The Malthusian trap and development in pre-industrial societies: a view differing from the standard one

Tisdell, Clem and Svizzero, Serge (2015). The Malthusian trap and development in pre-industrial societies: a view differing from the standard one. Social Economics, Policy and Development 59, School of Economics, The University of Queensland.

Attached Files (Some files may be inaccessible until you login with your UQ eSpace credentials)
Name Description MIMEType Size Downloads
UQ350375_fulltext.pdf Full text (open access) application/pdf 141.54KB 3
Author Tisdell, Clem
Svizzero, Serge
Title The Malthusian trap and development in pre-industrial societies: a view differing from the standard one
School, Department or Centre School of Economics
Institution The University of Queensland
Open Access Status Other
Series Social Economics, Policy and Development
Report Number 59
Publication date 2015-02-02
Start page 1
End page 23
Total pages 23
Language eng
Abstract/Summary Presents a simple economic theory explaining how some agriculturally based preindustrial societies (for example, in the Neolithic period) developed despite most of their population being subject to Malthusian dynamics. Their development depended on a dominant class (limited in size) extracting the economic surplus which could be used (among other things) to accumulate capital and advance knowledge and thereby, add to this surplus. Cities facilitated this process. Extraction of the surplus prevented increased population from dissipating it and curtailing development. Several early extractive and non-inclusive societies were long lasting. This is at odds with the theories of some contemporary development economists.
Keyword Institutional economics
Malthusian trap
Neolithic development
Q-Index Status Provisional Code
Institutional Status UQ

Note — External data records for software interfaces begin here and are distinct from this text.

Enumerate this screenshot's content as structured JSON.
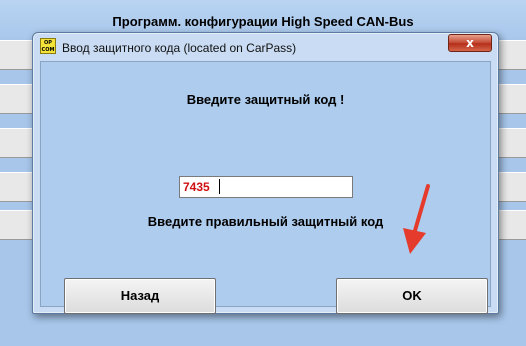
{
  "background_window": {
    "title": "Программ. конфигурации High Speed CAN-Bus"
  },
  "dialog": {
    "app_icon_text": "OP COM",
    "title": "Ввод защитного кода (located on CarPass)",
    "close_label": "x",
    "prompt": "Введите защитный код !",
    "code_value": "7435",
    "hint": "Введите правильный защитный код",
    "back_label": "Назад",
    "ok_label": "OK"
  },
  "colors": {
    "annotation_arrow": "#e53b2c",
    "code_text": "#d01010"
  }
}
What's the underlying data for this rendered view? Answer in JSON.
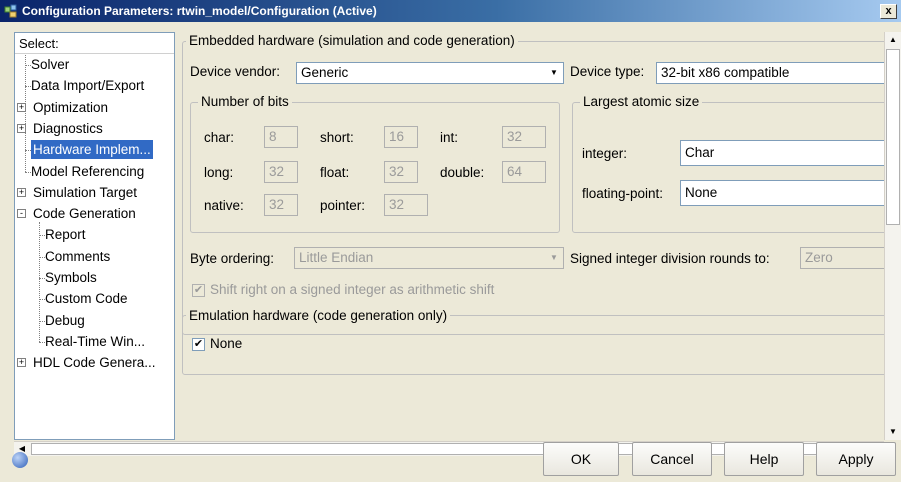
{
  "window": {
    "title": "Configuration Parameters: rtwin_model/Configuration (Active)",
    "close_label": "x"
  },
  "tree": {
    "header": "Select:",
    "items": [
      {
        "label": "Solver"
      },
      {
        "label": "Data Import/Export"
      },
      {
        "label": "Optimization",
        "expander": "+"
      },
      {
        "label": "Diagnostics",
        "expander": "+"
      },
      {
        "label": "Hardware Implem...",
        "selected": true
      },
      {
        "label": "Model Referencing"
      },
      {
        "label": "Simulation Target",
        "expander": "+"
      },
      {
        "label": "Code Generation",
        "expander": "-"
      },
      {
        "label": "Report"
      },
      {
        "label": "Comments"
      },
      {
        "label": "Symbols"
      },
      {
        "label": "Custom Code"
      },
      {
        "label": "Debug"
      },
      {
        "label": "Real-Time Win..."
      },
      {
        "label": "HDL Code Genera...",
        "expander": "+"
      }
    ]
  },
  "embedded": {
    "title": "Embedded hardware (simulation and code generation)",
    "device_vendor_label": "Device vendor:",
    "device_vendor_value": "Generic",
    "device_type_label": "Device type:",
    "device_type_value": "32-bit x86 compatible",
    "bits": {
      "title": "Number of bits",
      "char_label": "char:",
      "char_value": "8",
      "short_label": "short:",
      "short_value": "16",
      "int_label": "int:",
      "int_value": "32",
      "long_label": "long:",
      "long_value": "32",
      "float_label": "float:",
      "float_value": "32",
      "double_label": "double:",
      "double_value": "64",
      "native_label": "native:",
      "native_value": "32",
      "pointer_label": "pointer:",
      "pointer_value": "32"
    },
    "atomic": {
      "title": "Largest atomic size",
      "integer_label": "integer:",
      "integer_value": "Char",
      "float_label": "floating-point:",
      "float_value": "None"
    },
    "byte_order_label": "Byte ordering:",
    "byte_order_value": "Little Endian",
    "signed_div_label": "Signed integer division rounds to:",
    "signed_div_value": "Zero",
    "shift_label": "Shift right on a signed integer as arithmetic shift",
    "shift_checked": true
  },
  "emulation": {
    "title": "Emulation hardware (code generation only)",
    "none_label": "None",
    "none_checked": true
  },
  "footer": {
    "ok": "OK",
    "cancel": "Cancel",
    "help": "Help",
    "apply": "Apply"
  },
  "icons": {
    "app": "simulink-config-icon",
    "help": "help-globe-icon"
  }
}
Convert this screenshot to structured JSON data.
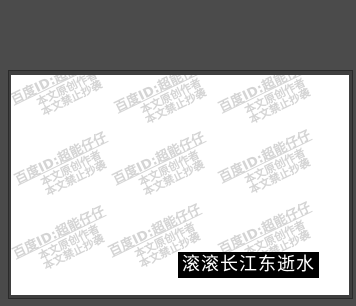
{
  "watermark": {
    "line1": "百度ID:超能仔仔",
    "line2": "本文原创作者",
    "line3": "本文禁止抄袭"
  },
  "caption": {
    "text": "滚滚长江东逝水"
  },
  "colors": {
    "workspace": "#4b4b4b",
    "canvas": "#ffffff",
    "watermark": "#d2d2d2",
    "caption_bg": "#000000",
    "caption_fg": "#ffffff"
  }
}
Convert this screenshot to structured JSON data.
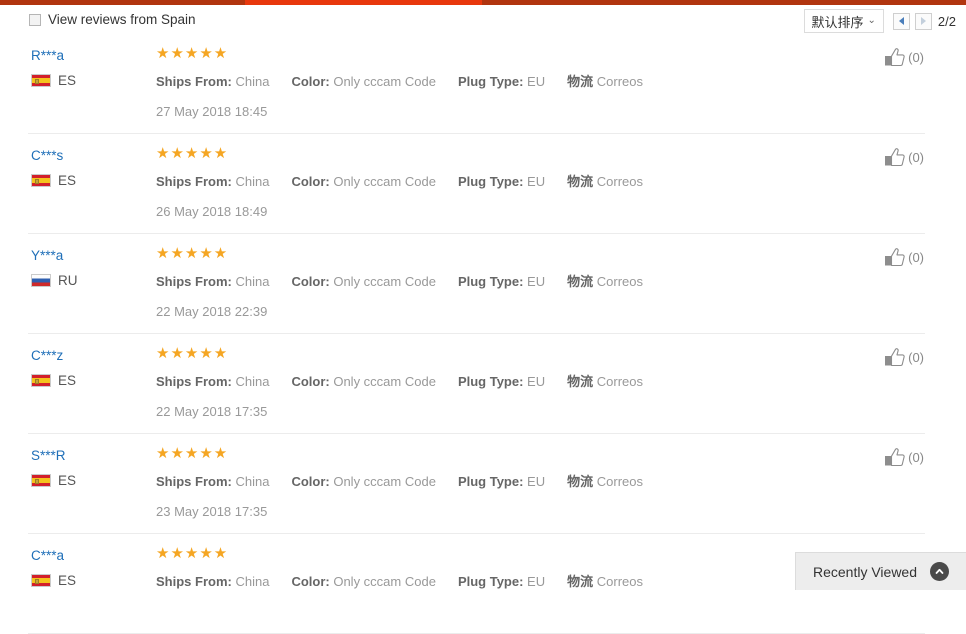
{
  "theme": {
    "accent_bar": "#b1350f",
    "accent_active": "#e8380d",
    "star_color": "#f5a623",
    "link_color": "#1f6fb8"
  },
  "header": {
    "filter_label": "View reviews from Spain",
    "filter_checked": false,
    "sort_label": "默认排序",
    "sort_chevron": "⌄",
    "prev_icon": "triangle-left",
    "next_icon": "triangle-right",
    "page_indicator": "2/2"
  },
  "reviews": [
    {
      "name": "R***a",
      "country_code": "ES",
      "flag": "es",
      "stars": "★★★★★",
      "rating": 5,
      "attributes": [
        {
          "key": "Ships From:",
          "value": "China"
        },
        {
          "key": "Color:",
          "value": "Only cccam Code"
        },
        {
          "key": "Plug Type:",
          "value": "EU"
        },
        {
          "key": "物流",
          "value": "Correos"
        }
      ],
      "date": "27 May 2018 18:45",
      "helpful_count": "(0)"
    },
    {
      "name": "C***s",
      "country_code": "ES",
      "flag": "es",
      "stars": "★★★★★",
      "rating": 5,
      "attributes": [
        {
          "key": "Ships From:",
          "value": "China"
        },
        {
          "key": "Color:",
          "value": "Only cccam Code"
        },
        {
          "key": "Plug Type:",
          "value": "EU"
        },
        {
          "key": "物流",
          "value": "Correos"
        }
      ],
      "date": "26 May 2018 18:49",
      "helpful_count": "(0)"
    },
    {
      "name": "Y***a",
      "country_code": "RU",
      "flag": "ru",
      "stars": "★★★★★",
      "rating": 5,
      "attributes": [
        {
          "key": "Ships From:",
          "value": "China"
        },
        {
          "key": "Color:",
          "value": "Only cccam Code"
        },
        {
          "key": "Plug Type:",
          "value": "EU"
        },
        {
          "key": "物流",
          "value": "Correos"
        }
      ],
      "date": "22 May 2018 22:39",
      "helpful_count": "(0)"
    },
    {
      "name": "C***z",
      "country_code": "ES",
      "flag": "es",
      "stars": "★★★★★",
      "rating": 5,
      "attributes": [
        {
          "key": "Ships From:",
          "value": "China"
        },
        {
          "key": "Color:",
          "value": "Only cccam Code"
        },
        {
          "key": "Plug Type:",
          "value": "EU"
        },
        {
          "key": "物流",
          "value": "Correos"
        }
      ],
      "date": "22 May 2018 17:35",
      "helpful_count": "(0)"
    },
    {
      "name": "S***R",
      "country_code": "ES",
      "flag": "es",
      "stars": "★★★★★",
      "rating": 5,
      "attributes": [
        {
          "key": "Ships From:",
          "value": "China"
        },
        {
          "key": "Color:",
          "value": "Only cccam Code"
        },
        {
          "key": "Plug Type:",
          "value": "EU"
        },
        {
          "key": "物流",
          "value": "Correos"
        }
      ],
      "date": "23 May 2018 17:35",
      "helpful_count": "(0)"
    },
    {
      "name": "C***a",
      "country_code": "ES",
      "flag": "es",
      "stars": "★★★★★",
      "rating": 5,
      "attributes": [
        {
          "key": "Ships From:",
          "value": "China"
        },
        {
          "key": "Color:",
          "value": "Only cccam Code"
        },
        {
          "key": "Plug Type:",
          "value": "EU"
        },
        {
          "key": "物流",
          "value": "Correos"
        }
      ],
      "date": "",
      "helpful_count": ""
    }
  ],
  "recently_viewed": {
    "label": "Recently Viewed",
    "collapse_icon": "chevron-up-icon"
  }
}
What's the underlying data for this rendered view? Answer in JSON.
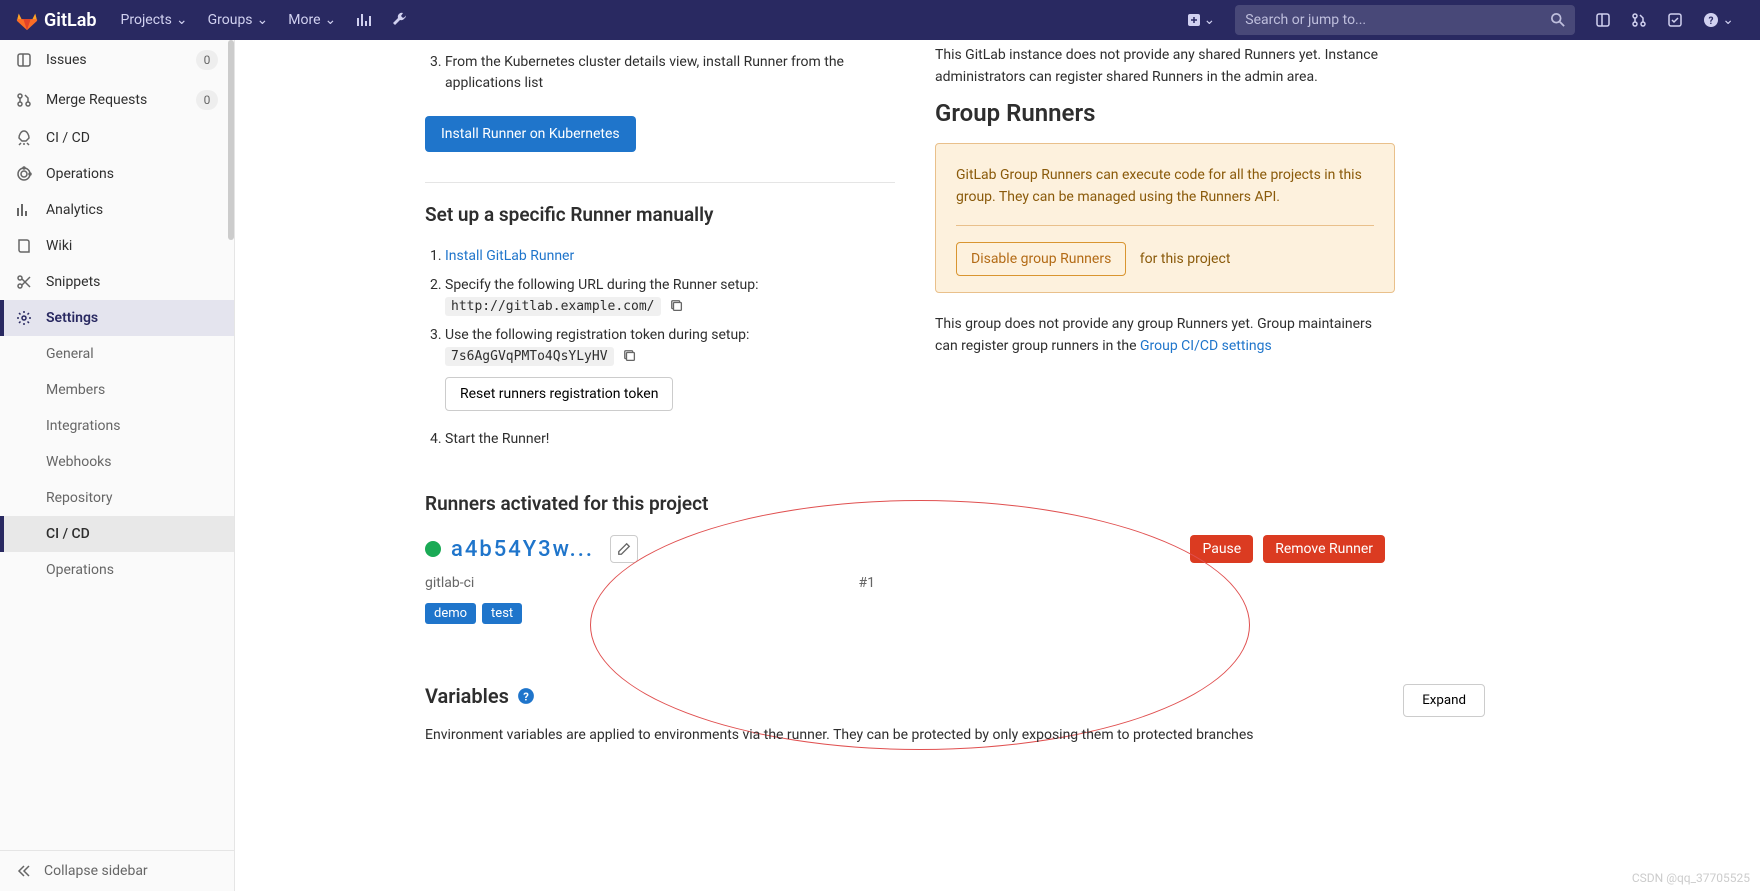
{
  "topnav": {
    "brand": "GitLab",
    "items": [
      "Projects",
      "Groups",
      "More"
    ],
    "search_ph": "Search or jump to..."
  },
  "sidebar": {
    "items": [
      {
        "label": "Issues",
        "badge": "0"
      },
      {
        "label": "Merge Requests",
        "badge": "0"
      },
      {
        "label": "CI / CD"
      },
      {
        "label": "Operations"
      },
      {
        "label": "Analytics"
      },
      {
        "label": "Wiki"
      },
      {
        "label": "Snippets"
      },
      {
        "label": "Settings"
      }
    ],
    "sub": [
      "General",
      "Members",
      "Integrations",
      "Webhooks",
      "Repository",
      "CI / CD",
      "Operations"
    ],
    "collapse": "Collapse sidebar"
  },
  "k8s": {
    "step3": "From the Kubernetes cluster details view, install Runner from the applications list",
    "btn": "Install Runner on Kubernetes"
  },
  "specific": {
    "heading": "Set up a specific Runner manually",
    "step1_pre": "",
    "step1_link": "Install GitLab Runner",
    "step2": "Specify the following URL during the Runner setup:",
    "url": "http://gitlab.example.com/",
    "step3": "Use the following registration token during setup:",
    "token": "7s6AgGVqPMTo4QsYLyHV",
    "reset_btn": "Reset runners registration token",
    "step4": "Start the Runner!"
  },
  "shared": {
    "p1": "This GitLab instance does not provide any shared Runners yet. Instance administrators can register shared Runners in the admin area."
  },
  "group": {
    "heading": "Group Runners",
    "box": "GitLab Group Runners can execute code for all the projects in this group. They can be managed using the Runners API.",
    "disable_btn": "Disable group Runners",
    "for_proj": "for this project",
    "p2a": "This group does not provide any group Runners yet. Group maintainers can register group runners in the ",
    "p2link": "Group CI/CD settings"
  },
  "activated": {
    "heading": "Runners activated for this project",
    "id": "a4b54Y3w...",
    "pause": "Pause",
    "remove": "Remove Runner",
    "name": "gitlab-ci",
    "num": "#1",
    "tags": [
      "demo",
      "test"
    ]
  },
  "vars": {
    "heading": "Variables",
    "expand": "Expand",
    "desc": "Environment variables are applied to environments via the runner. They can be protected by only exposing them to protected branches"
  },
  "watermark": "CSDN @qq_37705525"
}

Document type: Working Paper
Collection: School of Economics Publications
 
Versions
Version Filter Type
Citation counts: Google Scholar Search Google Scholar
Created: Mon, 02 Feb 2015, 14:34:18 EST by Emeritus Professor Clement Tisdell on behalf of School of Economics